You should be able to print from all mobile devices either by connecting to a network and accessing a network printer (just as you would with a laptop), or by using Bluetooth. Unlike a laptop you cannot easily plug a USB memory stick into a mobile device, for example if you were asking a hotel reception to print documents for you.
Here’s an area where the iPhone shines brightly. It has thousands of applications in its Apps Store, many of them free. They are developed by external developers, meaning anyone can spot a gap in the market and attempt to fill it. Best of all, because Apple insists on certain standards, their apps just work. BlackBerry has App World which is its version of the store, albeit with far fewer apps. PDAs typically run on Windows Mobile software, meaning there is lots of software for them… but it can be hit and miss whether it works properly.
Mobile devices are probably no worse than laptops in this area. As with any mobile device, the more you use it and the more programs you have open, the faster your battery runs down. All mobile devices are easy to keep charged up if you are using them extensively during the day.

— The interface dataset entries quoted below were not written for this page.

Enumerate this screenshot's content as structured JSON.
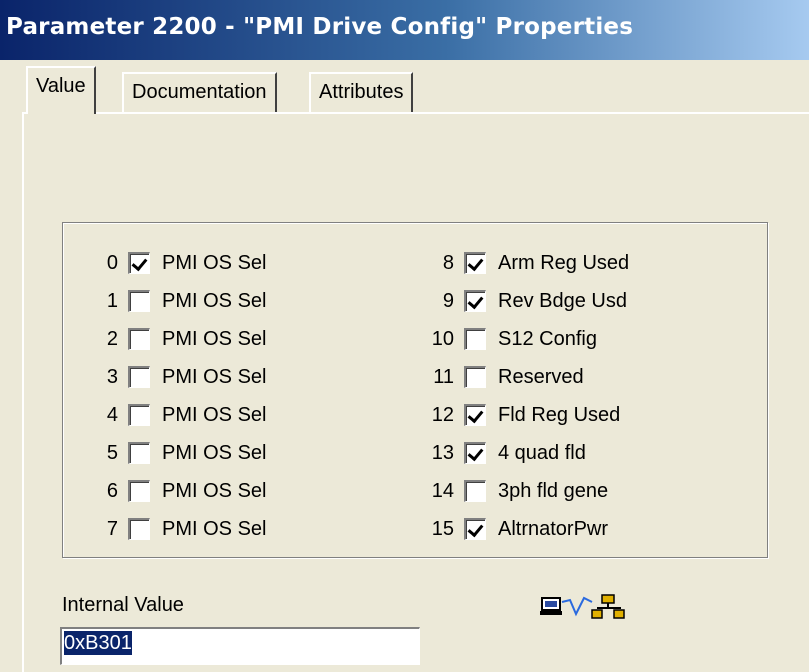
{
  "window": {
    "title": "Parameter 2200 - \"PMI Drive Config\" Properties"
  },
  "tabs": [
    {
      "label": "Value",
      "active": true
    },
    {
      "label": "Documentation",
      "active": false
    },
    {
      "label": "Attributes",
      "active": false
    }
  ],
  "bits": [
    {
      "num": "0",
      "label": "PMI OS Sel",
      "checked": true
    },
    {
      "num": "1",
      "label": "PMI OS Sel",
      "checked": false
    },
    {
      "num": "2",
      "label": "PMI OS Sel",
      "checked": false
    },
    {
      "num": "3",
      "label": "PMI OS Sel",
      "checked": false
    },
    {
      "num": "4",
      "label": "PMI OS Sel",
      "checked": false
    },
    {
      "num": "5",
      "label": "PMI OS Sel",
      "checked": false
    },
    {
      "num": "6",
      "label": "PMI OS Sel",
      "checked": false
    },
    {
      "num": "7",
      "label": "PMI OS Sel",
      "checked": false
    },
    {
      "num": "8",
      "label": "Arm Reg Used",
      "checked": true
    },
    {
      "num": "9",
      "label": "Rev Bdge Usd",
      "checked": true
    },
    {
      "num": "10",
      "label": "S12 Config",
      "checked": false
    },
    {
      "num": "11",
      "label": "Reserved",
      "checked": false
    },
    {
      "num": "12",
      "label": "Fld Reg Used",
      "checked": true
    },
    {
      "num": "13",
      "label": "4 quad fld",
      "checked": true
    },
    {
      "num": "14",
      "label": "3ph fld gene",
      "checked": false
    },
    {
      "num": "15",
      "label": "AltrnatorPwr",
      "checked": true
    }
  ],
  "internal_value": {
    "label": "Internal Value",
    "value": "0xB301"
  },
  "icons": {
    "network": "network-link-icon"
  },
  "colors": {
    "titlebar_start": "#0a246a",
    "titlebar_end": "#a6caf0",
    "selection": "#0a246a"
  }
}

What if you lose it?
A nightmare for anyone who owns a mobile device. The key issue is loss of data. On your laptop, you need to either keep a copy of everything on an external hard disc or back up data using the internet. On mobile devices, they are easy to back up just by being plugged into a computer. Both BlackBerrys and iPhones can “synch” themselves wirelessly, meaning you don’t have to remember to plug them into a computer to copy your data. The iPhone has an additional trick when you lose it; you can trigger a message on the screen offering a reward for its safe return, and even remotely destroy data to stop thieves getting their hands on it.

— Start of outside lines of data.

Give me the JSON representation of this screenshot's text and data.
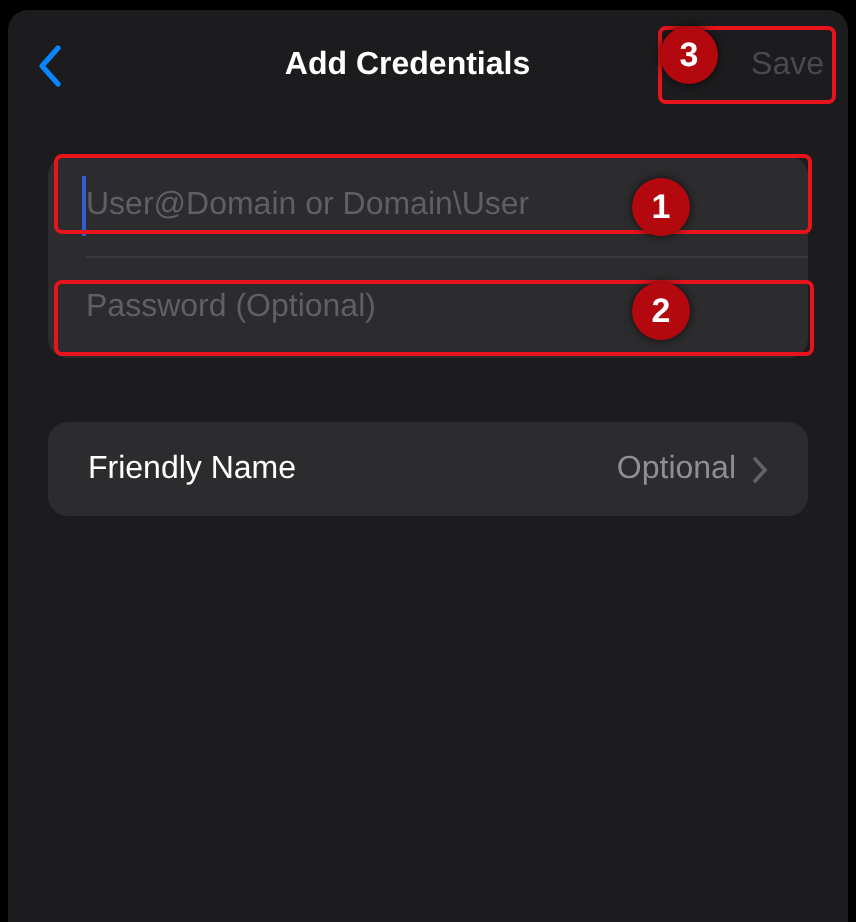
{
  "nav": {
    "title": "Add Credentials",
    "save": {
      "label": "Save",
      "disabled": true,
      "annotation": "3"
    }
  },
  "fields": [
    {
      "placeholder": "User@Domain or Domain\\User",
      "focused": true,
      "annotation": "1"
    },
    {
      "placeholder": "Password (Optional)",
      "focused": false,
      "annotation": "2"
    }
  ],
  "friendly_name": {
    "label": "Friendly Name",
    "value": "Optional"
  }
}
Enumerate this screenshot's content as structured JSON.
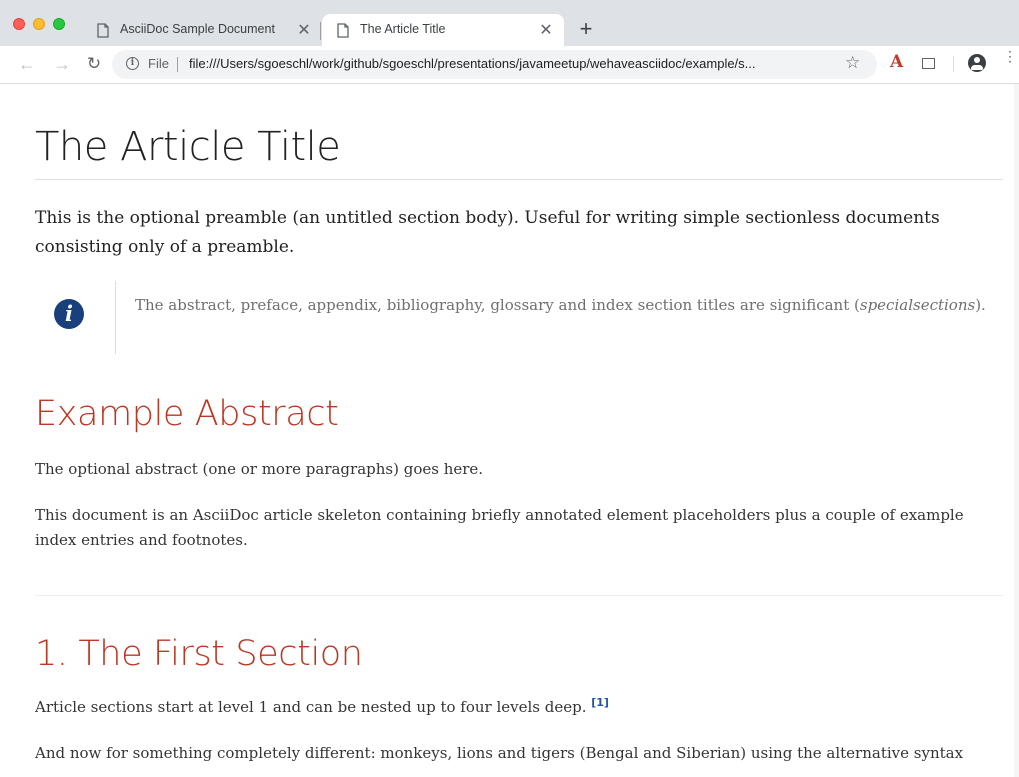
{
  "browser": {
    "tabs": [
      {
        "label": "AsciiDoc Sample Document",
        "close": "✕",
        "active": false
      },
      {
        "label": "The Article Title",
        "close": "✕",
        "active": true
      }
    ],
    "new_tab": "+",
    "toolbar": {
      "back": "←",
      "forward": "→",
      "reload": "↻",
      "info": "i",
      "scheme_label": "File",
      "url": "file:///Users/sgoeschl/work/github/sgoeschl/presentations/javameetup/wehaveasciidoc/example/s...",
      "star": "☆",
      "extension_label": "A",
      "menu": "⋮"
    },
    "icons": [
      "page-icon",
      "close-icon",
      "plus-icon",
      "back-arrow-icon",
      "forward-arrow-icon",
      "reload-icon",
      "info-icon",
      "star-icon",
      "acrobat-extension-icon",
      "screen-capture-icon",
      "profile-icon",
      "menu-dots-icon"
    ]
  },
  "document": {
    "title": "The Article Title",
    "preamble": "This is the optional preamble (an untitled section body). Useful for writing simple sectionless documents consisting only of a preamble.",
    "note": {
      "icon_glyph": "i",
      "text_before": "The abstract, preface, appendix, bibliography, glossary and index section titles are significant (",
      "emphasis": "specialsections",
      "text_after": ")."
    },
    "abstract": {
      "heading": "Example Abstract",
      "paragraphs": [
        "The optional abstract (one or more paragraphs) goes here.",
        "This document is an AsciiDoc article skeleton containing briefly annotated element placeholders plus a couple of example index entries and footnotes."
      ]
    },
    "section1": {
      "heading": "1. The First Section",
      "paragraph1": "Article sections start at level 1 and can be nested up to four levels deep.",
      "footnote_ref": "[1]",
      "paragraph2": "And now for something completely different: monkeys, lions and tigers (Bengal and Siberian) using the alternative syntax"
    }
  },
  "colors": {
    "heading_red": "#ba3925",
    "admonition_blue": "#19407c",
    "link_blue": "#2156a5",
    "tabstrip_bg": "#dee1e6"
  }
}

Yes, theoretically you could run your entire business from a smartphone. It looks at the moment as if the iPhone would be a better model to go with, if only because the Apps Store makes it more likely that more business-specific applications will be created in the near future.
However, compared to running your business from a laptop, you will probably quickly find yourself deeply frustrated and getting annoyed with your smartphone. Typing is slow and painful, and while using the mobile internet and email is easier than it has ever been, it is still not as good as using a laptop.
Proper voice recognition could remove most of these issues in the future. When you can dictate documents or emails to your mobile device, the speed of working will increase and the need for a big laptop with a keyboard will vanish. But that’s not going to happen for a few years at least. We recommend you stick with your laptop for now.